_TASK TO CARRY OUT:_
Return every line of the data that contains the string "Current".

──────── EXTRACTED RECORDS ────────

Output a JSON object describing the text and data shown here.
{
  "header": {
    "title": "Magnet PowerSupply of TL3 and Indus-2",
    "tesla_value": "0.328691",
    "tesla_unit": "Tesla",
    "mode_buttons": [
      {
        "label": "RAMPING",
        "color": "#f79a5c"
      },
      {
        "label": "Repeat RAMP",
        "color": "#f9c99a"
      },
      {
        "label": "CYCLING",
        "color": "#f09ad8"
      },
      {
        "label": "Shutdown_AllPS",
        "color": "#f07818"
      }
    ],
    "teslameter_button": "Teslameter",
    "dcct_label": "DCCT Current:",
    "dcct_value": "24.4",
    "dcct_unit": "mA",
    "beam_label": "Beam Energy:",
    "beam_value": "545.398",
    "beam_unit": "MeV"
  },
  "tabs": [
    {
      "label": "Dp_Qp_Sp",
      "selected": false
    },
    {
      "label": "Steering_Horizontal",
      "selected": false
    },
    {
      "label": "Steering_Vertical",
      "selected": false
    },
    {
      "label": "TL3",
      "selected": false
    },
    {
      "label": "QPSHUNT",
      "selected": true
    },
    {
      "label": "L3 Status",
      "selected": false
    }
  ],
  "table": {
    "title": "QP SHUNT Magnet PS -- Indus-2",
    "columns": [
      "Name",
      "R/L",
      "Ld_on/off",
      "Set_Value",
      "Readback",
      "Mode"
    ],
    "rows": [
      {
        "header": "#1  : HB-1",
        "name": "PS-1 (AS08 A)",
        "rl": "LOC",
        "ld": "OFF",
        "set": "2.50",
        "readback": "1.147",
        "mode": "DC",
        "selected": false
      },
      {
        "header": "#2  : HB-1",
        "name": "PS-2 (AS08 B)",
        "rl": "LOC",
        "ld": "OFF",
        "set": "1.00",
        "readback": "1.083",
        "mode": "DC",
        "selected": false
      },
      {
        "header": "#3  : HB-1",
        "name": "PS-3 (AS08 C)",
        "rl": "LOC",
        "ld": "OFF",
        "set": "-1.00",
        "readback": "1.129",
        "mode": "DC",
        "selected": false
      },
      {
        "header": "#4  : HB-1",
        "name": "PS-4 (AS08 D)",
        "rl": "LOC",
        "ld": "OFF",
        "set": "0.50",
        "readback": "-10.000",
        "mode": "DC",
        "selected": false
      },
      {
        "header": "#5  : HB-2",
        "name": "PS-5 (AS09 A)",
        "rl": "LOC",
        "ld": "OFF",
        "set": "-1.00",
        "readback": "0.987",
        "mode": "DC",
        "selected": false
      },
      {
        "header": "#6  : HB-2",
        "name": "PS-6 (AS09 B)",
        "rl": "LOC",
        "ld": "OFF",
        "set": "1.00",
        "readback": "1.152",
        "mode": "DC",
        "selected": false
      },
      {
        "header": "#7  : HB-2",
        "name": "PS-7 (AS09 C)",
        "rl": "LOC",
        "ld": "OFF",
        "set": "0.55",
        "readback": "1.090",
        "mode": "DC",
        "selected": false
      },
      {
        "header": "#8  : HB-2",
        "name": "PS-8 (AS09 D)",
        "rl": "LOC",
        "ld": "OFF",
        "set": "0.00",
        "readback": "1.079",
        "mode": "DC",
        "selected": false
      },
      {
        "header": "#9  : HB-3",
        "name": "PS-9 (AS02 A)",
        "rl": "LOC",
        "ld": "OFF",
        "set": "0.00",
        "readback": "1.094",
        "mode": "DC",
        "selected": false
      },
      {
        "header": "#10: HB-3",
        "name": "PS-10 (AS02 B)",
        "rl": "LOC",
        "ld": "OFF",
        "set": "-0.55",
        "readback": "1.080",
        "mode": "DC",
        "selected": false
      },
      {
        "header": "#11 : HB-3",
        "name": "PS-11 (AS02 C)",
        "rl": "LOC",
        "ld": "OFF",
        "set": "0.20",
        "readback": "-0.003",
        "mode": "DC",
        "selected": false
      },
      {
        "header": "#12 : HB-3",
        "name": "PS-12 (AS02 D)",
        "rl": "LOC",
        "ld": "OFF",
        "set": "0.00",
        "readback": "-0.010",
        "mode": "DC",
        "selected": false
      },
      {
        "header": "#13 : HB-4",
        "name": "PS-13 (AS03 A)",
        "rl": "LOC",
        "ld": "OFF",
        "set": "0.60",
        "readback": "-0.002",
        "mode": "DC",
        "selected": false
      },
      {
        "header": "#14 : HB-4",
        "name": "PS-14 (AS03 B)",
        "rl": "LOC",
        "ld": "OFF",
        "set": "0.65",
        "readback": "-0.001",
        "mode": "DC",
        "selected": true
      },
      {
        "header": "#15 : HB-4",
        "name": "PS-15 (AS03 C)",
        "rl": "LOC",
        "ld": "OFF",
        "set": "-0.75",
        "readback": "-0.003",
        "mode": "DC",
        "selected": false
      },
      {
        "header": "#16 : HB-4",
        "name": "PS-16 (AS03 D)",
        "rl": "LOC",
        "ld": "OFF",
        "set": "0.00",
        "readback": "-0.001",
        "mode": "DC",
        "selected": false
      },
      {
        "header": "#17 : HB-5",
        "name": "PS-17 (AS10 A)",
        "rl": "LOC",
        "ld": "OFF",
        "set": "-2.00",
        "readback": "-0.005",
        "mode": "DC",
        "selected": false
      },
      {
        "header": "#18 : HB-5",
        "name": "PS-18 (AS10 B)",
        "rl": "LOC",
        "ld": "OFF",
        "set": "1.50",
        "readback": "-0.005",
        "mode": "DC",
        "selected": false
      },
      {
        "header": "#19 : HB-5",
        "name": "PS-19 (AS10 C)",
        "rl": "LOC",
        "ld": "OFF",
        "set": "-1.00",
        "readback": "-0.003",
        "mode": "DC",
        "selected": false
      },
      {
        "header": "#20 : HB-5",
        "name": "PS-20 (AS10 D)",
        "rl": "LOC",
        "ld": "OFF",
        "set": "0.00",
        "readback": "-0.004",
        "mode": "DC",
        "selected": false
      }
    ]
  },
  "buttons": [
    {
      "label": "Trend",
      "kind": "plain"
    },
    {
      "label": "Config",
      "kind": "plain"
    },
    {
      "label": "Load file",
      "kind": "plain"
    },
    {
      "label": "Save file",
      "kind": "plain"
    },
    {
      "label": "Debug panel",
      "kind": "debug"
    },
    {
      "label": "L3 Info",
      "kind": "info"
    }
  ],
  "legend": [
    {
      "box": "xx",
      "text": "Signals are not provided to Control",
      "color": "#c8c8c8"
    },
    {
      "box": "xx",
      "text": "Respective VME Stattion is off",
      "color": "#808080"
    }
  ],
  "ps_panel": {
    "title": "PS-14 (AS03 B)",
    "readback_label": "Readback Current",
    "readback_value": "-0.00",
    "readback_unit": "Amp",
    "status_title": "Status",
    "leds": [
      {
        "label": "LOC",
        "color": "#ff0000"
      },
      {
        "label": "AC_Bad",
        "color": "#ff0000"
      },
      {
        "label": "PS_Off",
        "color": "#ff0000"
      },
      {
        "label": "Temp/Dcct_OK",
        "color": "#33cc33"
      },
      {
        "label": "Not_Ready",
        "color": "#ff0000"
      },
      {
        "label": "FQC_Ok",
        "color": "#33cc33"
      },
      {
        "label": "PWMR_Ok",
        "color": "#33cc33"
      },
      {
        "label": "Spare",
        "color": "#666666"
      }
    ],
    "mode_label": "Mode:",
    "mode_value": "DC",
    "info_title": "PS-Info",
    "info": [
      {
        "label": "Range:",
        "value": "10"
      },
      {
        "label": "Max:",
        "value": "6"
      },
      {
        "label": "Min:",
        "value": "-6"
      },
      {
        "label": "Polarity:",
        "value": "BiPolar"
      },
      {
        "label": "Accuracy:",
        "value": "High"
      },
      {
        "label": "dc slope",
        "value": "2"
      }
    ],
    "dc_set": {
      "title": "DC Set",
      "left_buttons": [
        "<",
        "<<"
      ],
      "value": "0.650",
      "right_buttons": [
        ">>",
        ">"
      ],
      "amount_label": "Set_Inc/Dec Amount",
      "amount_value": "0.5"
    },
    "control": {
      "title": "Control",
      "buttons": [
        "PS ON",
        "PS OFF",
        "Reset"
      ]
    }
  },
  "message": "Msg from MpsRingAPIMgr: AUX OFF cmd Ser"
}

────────

_PROBLEM SOLUTION:_
    "dcct_label": "DCCT Current:",
    "readback_label": "Readback Current",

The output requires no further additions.